- _EXERCISE_:
Scan the records below and copy every line that contains the string "JSON".
DATA Block Start
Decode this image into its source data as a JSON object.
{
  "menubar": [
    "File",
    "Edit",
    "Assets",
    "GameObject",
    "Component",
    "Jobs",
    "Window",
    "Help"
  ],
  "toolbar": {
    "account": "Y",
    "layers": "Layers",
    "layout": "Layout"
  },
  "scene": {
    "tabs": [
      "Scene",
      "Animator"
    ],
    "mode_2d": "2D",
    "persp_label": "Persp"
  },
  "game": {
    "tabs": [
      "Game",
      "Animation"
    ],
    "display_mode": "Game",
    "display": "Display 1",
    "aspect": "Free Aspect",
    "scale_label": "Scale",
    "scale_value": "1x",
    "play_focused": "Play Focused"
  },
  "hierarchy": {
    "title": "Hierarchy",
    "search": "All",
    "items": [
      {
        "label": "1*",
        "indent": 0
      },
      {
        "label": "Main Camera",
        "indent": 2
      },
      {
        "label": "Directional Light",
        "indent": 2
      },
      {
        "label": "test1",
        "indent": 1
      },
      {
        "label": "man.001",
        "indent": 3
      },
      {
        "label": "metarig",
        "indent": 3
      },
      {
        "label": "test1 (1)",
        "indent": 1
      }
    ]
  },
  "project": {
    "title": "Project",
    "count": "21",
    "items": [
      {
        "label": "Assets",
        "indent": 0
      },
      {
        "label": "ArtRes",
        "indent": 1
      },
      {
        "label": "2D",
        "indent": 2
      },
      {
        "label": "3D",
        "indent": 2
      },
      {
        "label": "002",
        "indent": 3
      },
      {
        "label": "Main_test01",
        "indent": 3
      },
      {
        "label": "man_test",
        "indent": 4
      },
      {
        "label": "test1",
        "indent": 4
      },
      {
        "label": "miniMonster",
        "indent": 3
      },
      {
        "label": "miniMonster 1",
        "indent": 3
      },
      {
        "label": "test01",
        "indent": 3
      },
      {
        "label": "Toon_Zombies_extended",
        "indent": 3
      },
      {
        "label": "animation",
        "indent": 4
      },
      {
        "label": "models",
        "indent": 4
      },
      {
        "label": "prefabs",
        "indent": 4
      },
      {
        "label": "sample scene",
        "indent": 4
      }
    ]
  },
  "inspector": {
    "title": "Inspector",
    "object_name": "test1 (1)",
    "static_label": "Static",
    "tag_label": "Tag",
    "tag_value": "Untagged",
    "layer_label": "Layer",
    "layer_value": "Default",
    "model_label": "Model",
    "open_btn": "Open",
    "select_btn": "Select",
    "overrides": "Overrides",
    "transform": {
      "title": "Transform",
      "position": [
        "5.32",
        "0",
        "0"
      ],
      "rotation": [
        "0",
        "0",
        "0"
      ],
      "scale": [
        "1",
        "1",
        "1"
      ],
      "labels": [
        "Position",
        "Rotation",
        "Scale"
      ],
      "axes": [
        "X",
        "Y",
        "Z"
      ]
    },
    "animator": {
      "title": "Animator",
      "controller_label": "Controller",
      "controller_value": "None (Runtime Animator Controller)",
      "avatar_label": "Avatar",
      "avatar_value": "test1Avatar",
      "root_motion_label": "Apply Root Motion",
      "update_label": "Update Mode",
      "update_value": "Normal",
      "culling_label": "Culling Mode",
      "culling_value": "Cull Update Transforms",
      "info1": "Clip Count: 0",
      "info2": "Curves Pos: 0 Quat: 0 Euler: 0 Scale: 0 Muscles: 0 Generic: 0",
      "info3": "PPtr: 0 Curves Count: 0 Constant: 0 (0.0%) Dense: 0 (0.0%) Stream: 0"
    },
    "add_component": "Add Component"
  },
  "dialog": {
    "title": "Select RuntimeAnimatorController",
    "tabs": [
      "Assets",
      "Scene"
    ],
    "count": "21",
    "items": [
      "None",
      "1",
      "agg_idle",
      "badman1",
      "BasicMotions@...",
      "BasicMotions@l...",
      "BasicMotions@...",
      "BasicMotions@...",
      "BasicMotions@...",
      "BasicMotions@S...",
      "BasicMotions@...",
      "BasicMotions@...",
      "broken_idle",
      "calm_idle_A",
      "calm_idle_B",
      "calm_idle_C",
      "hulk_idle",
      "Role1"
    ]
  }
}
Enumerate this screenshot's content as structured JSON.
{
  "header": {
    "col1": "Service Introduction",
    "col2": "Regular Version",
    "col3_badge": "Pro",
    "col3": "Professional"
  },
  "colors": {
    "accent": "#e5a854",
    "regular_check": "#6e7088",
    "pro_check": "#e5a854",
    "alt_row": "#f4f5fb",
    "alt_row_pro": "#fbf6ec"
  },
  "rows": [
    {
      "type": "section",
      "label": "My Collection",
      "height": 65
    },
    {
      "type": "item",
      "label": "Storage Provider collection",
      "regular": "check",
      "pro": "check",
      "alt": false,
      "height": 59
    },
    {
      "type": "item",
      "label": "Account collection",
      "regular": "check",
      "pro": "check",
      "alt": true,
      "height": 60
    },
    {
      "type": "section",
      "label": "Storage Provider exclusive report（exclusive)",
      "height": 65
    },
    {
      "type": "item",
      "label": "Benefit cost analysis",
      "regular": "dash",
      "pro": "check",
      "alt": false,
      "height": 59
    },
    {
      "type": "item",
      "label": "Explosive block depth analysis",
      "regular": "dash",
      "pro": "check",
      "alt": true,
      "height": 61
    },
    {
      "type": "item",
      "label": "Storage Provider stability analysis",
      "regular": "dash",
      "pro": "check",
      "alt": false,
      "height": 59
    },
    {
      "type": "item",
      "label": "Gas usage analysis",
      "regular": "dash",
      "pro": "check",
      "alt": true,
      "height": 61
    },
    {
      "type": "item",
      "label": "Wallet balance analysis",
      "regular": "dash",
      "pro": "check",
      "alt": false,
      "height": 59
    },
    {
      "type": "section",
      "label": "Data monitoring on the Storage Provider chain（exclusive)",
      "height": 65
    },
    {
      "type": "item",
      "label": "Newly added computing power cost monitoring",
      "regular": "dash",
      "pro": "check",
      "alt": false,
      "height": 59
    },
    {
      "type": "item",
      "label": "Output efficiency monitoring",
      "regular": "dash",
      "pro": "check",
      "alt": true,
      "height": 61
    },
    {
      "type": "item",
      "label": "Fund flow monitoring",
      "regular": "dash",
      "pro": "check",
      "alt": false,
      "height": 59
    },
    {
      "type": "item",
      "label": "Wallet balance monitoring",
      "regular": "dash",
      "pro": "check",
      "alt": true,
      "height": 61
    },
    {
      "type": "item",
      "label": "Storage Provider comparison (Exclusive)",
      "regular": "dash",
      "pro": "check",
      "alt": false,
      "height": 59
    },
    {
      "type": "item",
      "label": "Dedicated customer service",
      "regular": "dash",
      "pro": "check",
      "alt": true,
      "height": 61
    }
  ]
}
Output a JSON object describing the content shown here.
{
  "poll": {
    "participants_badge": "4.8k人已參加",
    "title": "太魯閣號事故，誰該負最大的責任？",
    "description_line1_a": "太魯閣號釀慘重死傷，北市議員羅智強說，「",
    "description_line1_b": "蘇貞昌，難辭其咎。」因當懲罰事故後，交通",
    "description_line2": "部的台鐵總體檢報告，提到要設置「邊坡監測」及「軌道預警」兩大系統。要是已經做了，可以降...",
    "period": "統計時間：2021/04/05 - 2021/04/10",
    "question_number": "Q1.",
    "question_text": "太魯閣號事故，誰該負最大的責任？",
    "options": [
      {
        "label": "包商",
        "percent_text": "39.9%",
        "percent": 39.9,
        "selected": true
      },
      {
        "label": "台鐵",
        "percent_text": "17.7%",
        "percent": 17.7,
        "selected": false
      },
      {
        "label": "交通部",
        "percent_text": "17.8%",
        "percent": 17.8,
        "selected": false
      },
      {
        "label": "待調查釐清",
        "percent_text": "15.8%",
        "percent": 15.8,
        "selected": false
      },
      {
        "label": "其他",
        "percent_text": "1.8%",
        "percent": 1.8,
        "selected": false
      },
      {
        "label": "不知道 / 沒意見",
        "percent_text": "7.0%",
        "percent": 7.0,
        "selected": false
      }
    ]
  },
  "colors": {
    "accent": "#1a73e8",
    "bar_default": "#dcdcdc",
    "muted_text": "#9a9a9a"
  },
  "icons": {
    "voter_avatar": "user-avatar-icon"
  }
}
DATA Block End
- _RESPONSE TO THE EXERCISE_:
Decode this image into its source data as a JSON object.
Enumerate this screenshot's content as structured JSON.
Output a JSON object describing the content shown here.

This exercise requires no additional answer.